(Provided information Opens)

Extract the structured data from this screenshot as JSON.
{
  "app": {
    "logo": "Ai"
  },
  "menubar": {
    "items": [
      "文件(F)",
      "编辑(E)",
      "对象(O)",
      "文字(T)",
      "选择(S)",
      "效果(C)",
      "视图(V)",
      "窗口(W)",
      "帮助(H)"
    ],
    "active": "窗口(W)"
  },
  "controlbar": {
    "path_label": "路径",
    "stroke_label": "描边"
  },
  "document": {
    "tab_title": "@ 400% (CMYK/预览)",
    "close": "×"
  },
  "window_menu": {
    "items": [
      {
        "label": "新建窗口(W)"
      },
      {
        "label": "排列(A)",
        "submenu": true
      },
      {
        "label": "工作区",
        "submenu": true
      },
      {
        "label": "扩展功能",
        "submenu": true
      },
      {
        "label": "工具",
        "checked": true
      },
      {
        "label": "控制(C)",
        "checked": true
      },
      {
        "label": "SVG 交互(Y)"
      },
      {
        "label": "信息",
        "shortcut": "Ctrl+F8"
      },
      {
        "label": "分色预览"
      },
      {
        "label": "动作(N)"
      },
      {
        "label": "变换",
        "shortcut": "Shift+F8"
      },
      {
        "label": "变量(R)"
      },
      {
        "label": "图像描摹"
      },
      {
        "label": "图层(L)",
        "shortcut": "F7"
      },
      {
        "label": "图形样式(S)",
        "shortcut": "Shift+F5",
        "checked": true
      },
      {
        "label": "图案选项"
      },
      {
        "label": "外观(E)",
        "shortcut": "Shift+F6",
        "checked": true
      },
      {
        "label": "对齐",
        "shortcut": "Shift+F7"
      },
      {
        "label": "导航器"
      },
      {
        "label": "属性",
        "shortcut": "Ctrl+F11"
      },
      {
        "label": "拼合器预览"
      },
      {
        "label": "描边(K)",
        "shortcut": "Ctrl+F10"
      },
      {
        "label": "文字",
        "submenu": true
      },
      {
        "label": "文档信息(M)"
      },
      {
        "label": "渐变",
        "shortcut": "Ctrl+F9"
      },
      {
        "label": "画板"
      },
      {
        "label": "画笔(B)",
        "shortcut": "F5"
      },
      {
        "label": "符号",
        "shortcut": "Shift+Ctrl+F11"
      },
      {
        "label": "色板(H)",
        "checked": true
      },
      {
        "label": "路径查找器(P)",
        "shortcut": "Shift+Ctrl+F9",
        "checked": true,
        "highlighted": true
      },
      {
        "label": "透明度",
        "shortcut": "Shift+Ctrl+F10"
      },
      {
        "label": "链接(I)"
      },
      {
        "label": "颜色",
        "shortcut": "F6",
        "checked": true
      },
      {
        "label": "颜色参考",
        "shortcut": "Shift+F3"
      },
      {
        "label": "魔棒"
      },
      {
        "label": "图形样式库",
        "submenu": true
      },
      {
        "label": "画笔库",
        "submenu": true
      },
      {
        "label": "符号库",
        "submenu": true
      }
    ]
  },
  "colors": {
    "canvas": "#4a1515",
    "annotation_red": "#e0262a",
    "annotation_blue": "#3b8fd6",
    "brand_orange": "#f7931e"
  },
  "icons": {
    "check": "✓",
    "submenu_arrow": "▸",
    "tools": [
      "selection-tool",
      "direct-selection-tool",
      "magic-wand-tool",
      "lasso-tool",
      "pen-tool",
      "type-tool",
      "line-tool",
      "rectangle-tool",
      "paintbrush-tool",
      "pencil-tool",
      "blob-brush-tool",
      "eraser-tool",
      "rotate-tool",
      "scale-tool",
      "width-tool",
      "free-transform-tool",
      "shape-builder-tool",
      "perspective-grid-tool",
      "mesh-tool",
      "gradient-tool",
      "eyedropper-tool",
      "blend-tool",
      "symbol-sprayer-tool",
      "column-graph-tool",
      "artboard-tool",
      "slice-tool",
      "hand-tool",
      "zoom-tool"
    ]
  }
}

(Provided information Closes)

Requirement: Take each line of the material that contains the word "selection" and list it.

Output:
      "selection-tool",
      "direct-selection-tool",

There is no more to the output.